Abderrahmane, A.; Qasem, N.A.A.; Younis, O.; Marzouki, R.; Mourad, A.; Shah, N.A.; Chung, J.D. MHD Hybrid Nanofluid Mixed Convection Heat Transfer and Entropy Generation in a 3-D Triangular Porous Cavity with Zigzag Wall and Rotating Cylinder. *Mathematics* **2022**, *10*, 769.
https://doi.org/10.3390/math10050769

**AMA Style**

Abderrahmane A, Qasem NAA, Younis O, Marzouki R, Mourad A, Shah NA, Chung JD. MHD Hybrid Nanofluid Mixed Convection Heat Transfer and Entropy Generation in a 3-D Triangular Porous Cavity with Zigzag Wall and Rotating Cylinder. *Mathematics*. 2022; 10(5):769.
https://doi.org/10.3390/math10050769

**Chicago/Turabian Style**
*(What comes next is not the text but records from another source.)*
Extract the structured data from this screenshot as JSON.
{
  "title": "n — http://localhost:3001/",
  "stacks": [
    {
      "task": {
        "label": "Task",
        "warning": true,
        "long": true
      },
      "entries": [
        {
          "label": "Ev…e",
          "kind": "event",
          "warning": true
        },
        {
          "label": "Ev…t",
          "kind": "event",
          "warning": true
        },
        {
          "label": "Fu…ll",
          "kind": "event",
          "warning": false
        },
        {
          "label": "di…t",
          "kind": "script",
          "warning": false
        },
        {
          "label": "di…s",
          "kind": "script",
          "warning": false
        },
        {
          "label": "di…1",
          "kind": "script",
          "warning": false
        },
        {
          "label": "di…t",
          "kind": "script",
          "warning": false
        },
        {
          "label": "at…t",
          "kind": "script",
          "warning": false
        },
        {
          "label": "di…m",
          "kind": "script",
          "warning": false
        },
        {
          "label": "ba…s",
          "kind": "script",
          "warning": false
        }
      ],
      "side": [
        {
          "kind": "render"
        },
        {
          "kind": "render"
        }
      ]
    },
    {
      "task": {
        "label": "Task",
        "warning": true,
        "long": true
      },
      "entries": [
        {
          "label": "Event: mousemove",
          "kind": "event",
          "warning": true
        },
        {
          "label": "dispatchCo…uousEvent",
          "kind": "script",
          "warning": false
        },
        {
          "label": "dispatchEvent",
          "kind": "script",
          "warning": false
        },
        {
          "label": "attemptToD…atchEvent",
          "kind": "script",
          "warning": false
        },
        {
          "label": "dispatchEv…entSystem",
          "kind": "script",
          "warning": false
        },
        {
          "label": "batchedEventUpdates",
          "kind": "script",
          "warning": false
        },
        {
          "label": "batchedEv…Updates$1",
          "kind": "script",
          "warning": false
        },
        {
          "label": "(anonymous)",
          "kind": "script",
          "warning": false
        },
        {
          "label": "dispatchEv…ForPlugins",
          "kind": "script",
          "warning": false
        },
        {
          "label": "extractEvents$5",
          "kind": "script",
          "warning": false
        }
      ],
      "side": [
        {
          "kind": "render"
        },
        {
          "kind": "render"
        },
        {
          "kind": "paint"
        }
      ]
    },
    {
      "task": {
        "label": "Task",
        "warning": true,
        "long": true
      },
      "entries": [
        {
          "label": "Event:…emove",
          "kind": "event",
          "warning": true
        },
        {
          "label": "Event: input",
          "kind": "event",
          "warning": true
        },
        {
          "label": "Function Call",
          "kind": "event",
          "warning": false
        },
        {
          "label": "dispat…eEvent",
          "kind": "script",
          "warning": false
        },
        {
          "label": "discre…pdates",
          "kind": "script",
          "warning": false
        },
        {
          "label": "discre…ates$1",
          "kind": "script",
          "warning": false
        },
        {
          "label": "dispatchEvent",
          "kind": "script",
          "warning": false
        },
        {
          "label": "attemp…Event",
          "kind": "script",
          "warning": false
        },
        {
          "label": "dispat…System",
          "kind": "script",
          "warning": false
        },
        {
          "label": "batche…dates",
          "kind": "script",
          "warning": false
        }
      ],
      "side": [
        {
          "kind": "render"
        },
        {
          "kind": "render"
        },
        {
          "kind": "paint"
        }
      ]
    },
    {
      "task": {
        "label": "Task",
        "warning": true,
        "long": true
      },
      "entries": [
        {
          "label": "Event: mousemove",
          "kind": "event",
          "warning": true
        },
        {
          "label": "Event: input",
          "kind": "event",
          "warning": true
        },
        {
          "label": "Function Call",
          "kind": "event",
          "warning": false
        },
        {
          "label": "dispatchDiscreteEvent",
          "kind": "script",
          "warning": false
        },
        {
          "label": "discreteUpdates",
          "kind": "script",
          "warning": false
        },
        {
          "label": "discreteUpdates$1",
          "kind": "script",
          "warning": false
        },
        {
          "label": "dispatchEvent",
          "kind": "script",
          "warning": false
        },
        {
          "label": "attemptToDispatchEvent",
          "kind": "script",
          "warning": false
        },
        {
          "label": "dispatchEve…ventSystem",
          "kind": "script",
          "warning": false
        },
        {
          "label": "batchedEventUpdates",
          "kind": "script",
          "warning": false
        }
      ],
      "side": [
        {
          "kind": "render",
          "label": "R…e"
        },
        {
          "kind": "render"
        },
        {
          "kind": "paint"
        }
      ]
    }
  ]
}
Abderrahmane, Aissa, Naef A. A. Qasem, Obai Younis, Riadh Marzouki, Abed Mourad, Nehad Ali Shah, and Jae Dong Chung. 2022. "MHD Hybrid Nanofluid Mixed Convection Heat Transfer and Entropy Generation in a 3-D Triangular Porous Cavity with Zigzag Wall and Rotating Cylinder" *Mathematics* 10, no. 5: 769.
https://doi.org/10.3390/math10050769